Topical creams and balms infused with cannabis are already available for people who suffer from chronic joint pain and arthritis, provided you have a script from an MD. But this will remain a grey area for legalization for non-prescribed users because the legislation doesn’t directly address this product category. But this won’t slow online sales, which are already booming. For instance, Vancouver’s Miss Envy Botanicals makes a sex lubricant infused with cannabis extract to increase blood flow to sensitive parts of the body while Cannalife Botanicals makes similar products.
7. Novelty products
Wholesalers of specialty paraphernalia are sure to make a killing.

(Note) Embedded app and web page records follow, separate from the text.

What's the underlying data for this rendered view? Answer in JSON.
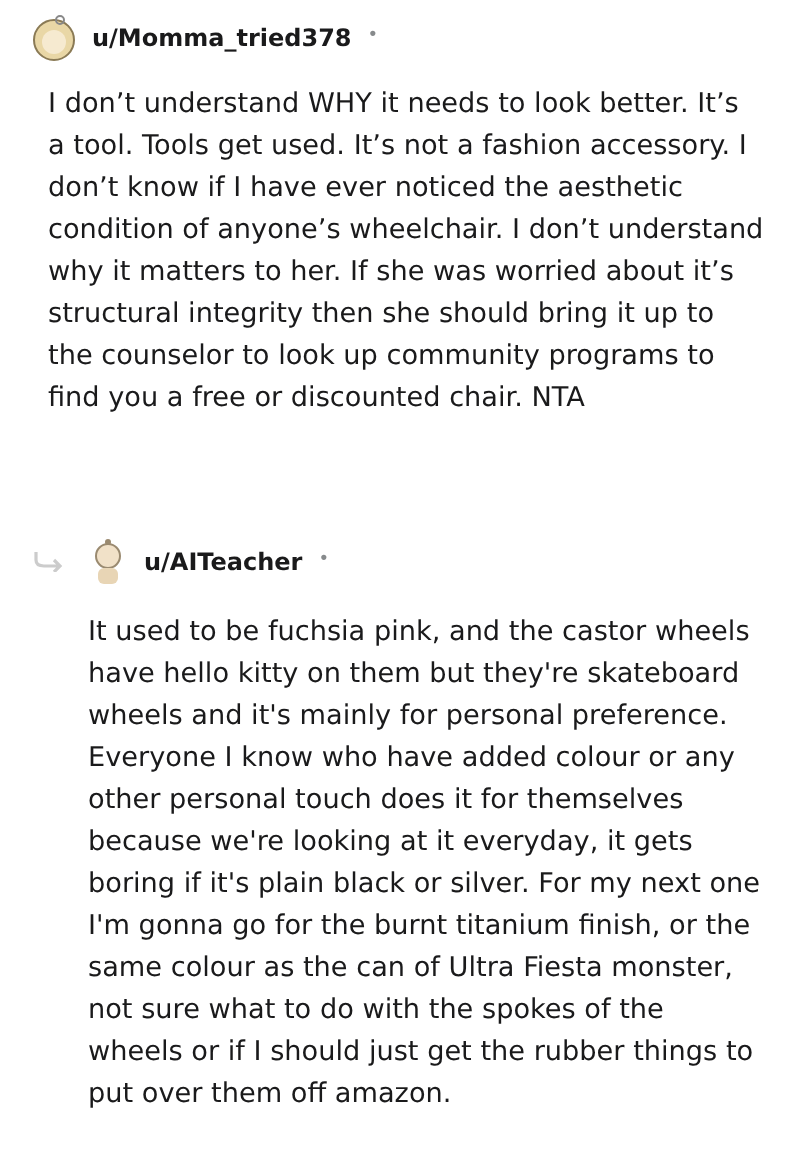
{
  "comments": [
    {
      "username": "u/Momma_tried378",
      "separator": "•",
      "is_reply": false,
      "body": "I don’t understand WHY it needs to look better. It’s a tool. Tools get used. It’s not a fashion accessory. I don’t know if I have ever noticed the aesthetic condition of anyone’s wheelchair. I don’t understand why it matters to her. If she was worried about it’s structural integrity then she should bring it up to the counselor to look up community programs to find you a free or discounted chair. NTA"
    },
    {
      "username": "u/AITeacher",
      "separator": "•",
      "is_reply": true,
      "body": "It used to be fuchsia pink, and the castor wheels have hello kitty on them but they're skateboard wheels and it's mainly for personal preference. Everyone I know who have added colour or any other personal touch does it for themselves because we're looking at it everyday, it gets boring if it's plain black or silver. For my next one I'm gonna go for the burnt titanium finish, or the same colour as the can of Ultra Fiesta monster, not sure what to do with the spokes of the wheels or if I should just get the rubber things to put over them off amazon."
    }
  ]
}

Amsterdam’s Futurola manufactures a variety of cool items, including the Knockbox 2, a machine cost $4,500 U.S. that rolls 100 perfect cannabis filled cones in a matter of minutes.
8. Genetically-modified pot?
As users become increasingly picky about the mood alteration they want from their pot, genetically modified cannabis will become a big thing. And the same goes for medical users in terms of the health benefits they demand. Canadian pharma labs able to patent new and better strains of cannabis will be in high demand. Companies such as Monsanto Co. (NYSE: MON) and Bayer (BAYN: GR) are already sharing secrets about the production of genetically modified marijuana.
9. PR bonanza
Consultants, lobbyists, and PR companies will prosper. Navigator is lobbying provincial governments on behalf of clients while Toronto’s Lift & Co. is positioning itself as the go-to PR agency for things cannabis.
10. Cannabis stock products
Mutual funds and ETFs are in the game too. The list of investment products with exposure to cannabis stocks includes iShares Core S&P/TSX Capped Composite Index ETF (TSE: XIC), BMO S&P/TSX Capped Composite ETF (ZCN: TO) and Vanguard FTSE Canada All-Cap ETF (TSE: VCN).